A few weeks ago, I wrote a piece which appeared as part of the Women Doing Literary Things series and in doing so, I took a rare opportunity to look at my profession from a feminist perspective. I realized that one reason librarians are seen as a dying profession rather than as a profession vital to every citizen in the 21st century is because we’re a majority female profession. We’re seen as quiet, mousey ladies who refuse to give up books, never go out into the world and who think a mouse is a critter that lives in the stacks. Nothing could be further from the truth! Librarians are all about 21st century literacy skills!!
I often read advice that says the librarian should be on every school committee, stock every oddity that anyone in the school may or may not need at sometime and I think in getting caught up in being everyone’s everything at school so that we seem relevant, librarians lose focus and dilute our purpose. I’ve been asked for everything from Christmas wrapping paper to paper plates. I don’t have most of those things. I do have a Masters degree, hours upon hours of professional development training and the mission to prepare students for the 21st century. I’m a teacher!
I’ve been thinking about the advice I’d give to new librarians. I’ve been working on ideas and I’ve decided to put pen to paper before I forget all my wonderful advice. The advice I have comes from stuff I’ve experienced over my short career in the school media center/library and most I’ve learned the hard way. I’ll print this list and put it where I can read it, I mean please don’t think I’ve mastered all this or feel that I am the model librarian. I am a work in progress. I would hope my colleagues could say that I am so much better at being a media specialist than I used to be. In fact, I think the key to my advice is to know that there is always more to do, more to know, more to experience as a librarian. It’s a career that compels you to keep learning!

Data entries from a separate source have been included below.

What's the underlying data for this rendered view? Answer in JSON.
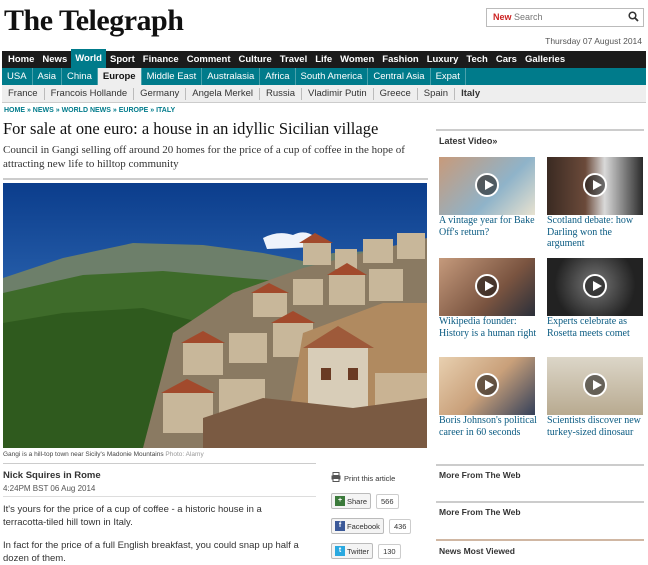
{
  "header": {
    "logo": "The Telegraph",
    "search_new": "New",
    "search_placeholder": "Search",
    "date": "Thursday 07 August 2014"
  },
  "nav_primary": [
    "Home",
    "News",
    "World",
    "Sport",
    "Finance",
    "Comment",
    "Culture",
    "Travel",
    "Life",
    "Women",
    "Fashion",
    "Luxury",
    "Tech",
    "Cars",
    "Galleries"
  ],
  "nav_primary_active": "World",
  "nav_secondary": [
    "USA",
    "Asia",
    "China",
    "Europe",
    "Middle East",
    "Australasia",
    "Africa",
    "South America",
    "Central Asia",
    "Expat"
  ],
  "nav_secondary_active": "Europe",
  "nav_tertiary": [
    "France",
    "Francois Hollande",
    "Germany",
    "Angela Merkel",
    "Russia",
    "Vladimir Putin",
    "Greece",
    "Spain",
    "Italy"
  ],
  "nav_tertiary_active": "Italy",
  "breadcrumb": "HOME » NEWS » WORLD NEWS » EUROPE » ITALY",
  "article": {
    "headline": "For sale at one euro: a house in an idyllic Sicilian village",
    "standfirst": "Council in Gangi selling off around 20 homes for the price of a cup of coffee in the hope of attracting new life to hilltop community",
    "caption": "Gangi is a hill-top town near Sicily's Madonie Mountains",
    "photo_credit": "Photo: Alamy",
    "author": "Nick Squires in Rome",
    "timestamp": "4:24PM BST 06 Aug 2014",
    "para1": "It's yours for the price of a cup of coffee - a historic house in a terracotta-tiled hill town in Italy.",
    "para2": "In fact for the price of a full English breakfast, you could snap up half a dozen of them."
  },
  "share": {
    "print": "Print this article",
    "share_label": "Share",
    "share_count": "566",
    "facebook_label": "Facebook",
    "facebook_count": "436",
    "twitter_label": "Twitter",
    "twitter_count": "130"
  },
  "sidebar": {
    "latest_video": "Latest Video»",
    "videos": [
      {
        "title": "A vintage year for Bake Off's return?"
      },
      {
        "title": "Scotland debate: how Darling won the argument"
      },
      {
        "title": "Wikipedia founder: History is a human right"
      },
      {
        "title": "Experts celebrate as Rosetta meets comet"
      },
      {
        "title": "Boris Johnson's political career in 60 seconds"
      },
      {
        "title": "Scientists discover new turkey-sized dinosaur"
      }
    ],
    "more_web_1": "More From The Web",
    "more_web_2": "More From The Web",
    "news_most_viewed": "News Most Viewed"
  },
  "colors": {
    "brand_teal": "#007b8b",
    "nav_black": "#1b1b1b",
    "link_blue": "#0a5b82"
  }
}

- It’s your job that keeps getting in the way of you doing your job. All those little interruptions, the people asking questions, the phone calls and seemingly requests for you to perform a clerical duty? That’s your job! I learned this while working on my Masters and it has stuck with me.
- Read materials that your patrons read. If you’re a teen librarian, then read teen books. Corollary: Know what online tools and sites your patrons/students use and advance your skills.
- Routinely evaluate your services. Have students and staff evaluate your performances, use data to evaluate your effectiveness and share the results.
- Keep learning. Keep learning new online tools, master new technologies, read articles from a variety of disciplines and attend conferences. Sticking to the library journals, information technology blogs and education literature won’t help you when students are researching the effects of human interaction in Yellowstone.
- Join professional associations, including listservs. Listservs are easy ways to exchange information and build professional learning communities; however they should be used wisely. As a school media specialist, you should know how to research to find data comparing Nooks and Kindles. If you want to know what to name your teen book group, or what they might want to read, then ask your teens! (pet peeve, sorry!)
- There is often little to no training when you begin working in a school district so get to know librarians in you district and know who can help you with policies and procedures. Network locally!
- Know that you’re the most important resource in you media center. This doesn’t mean you have to know everything, but you should know where to find solutions.
- Respect your patrons. They’re not always going to look like you, read what you read or listen to your advice, but they’re who we serve in the library. For some, this may be their only spot of comfort so accept them, help them and friend them! Get to know what your regulars like and share new items with them. Embrace diversity and prepare your students for with whole wide world!
The links really are interesting and I hope you click them all. But, if you only click one, go for the last one!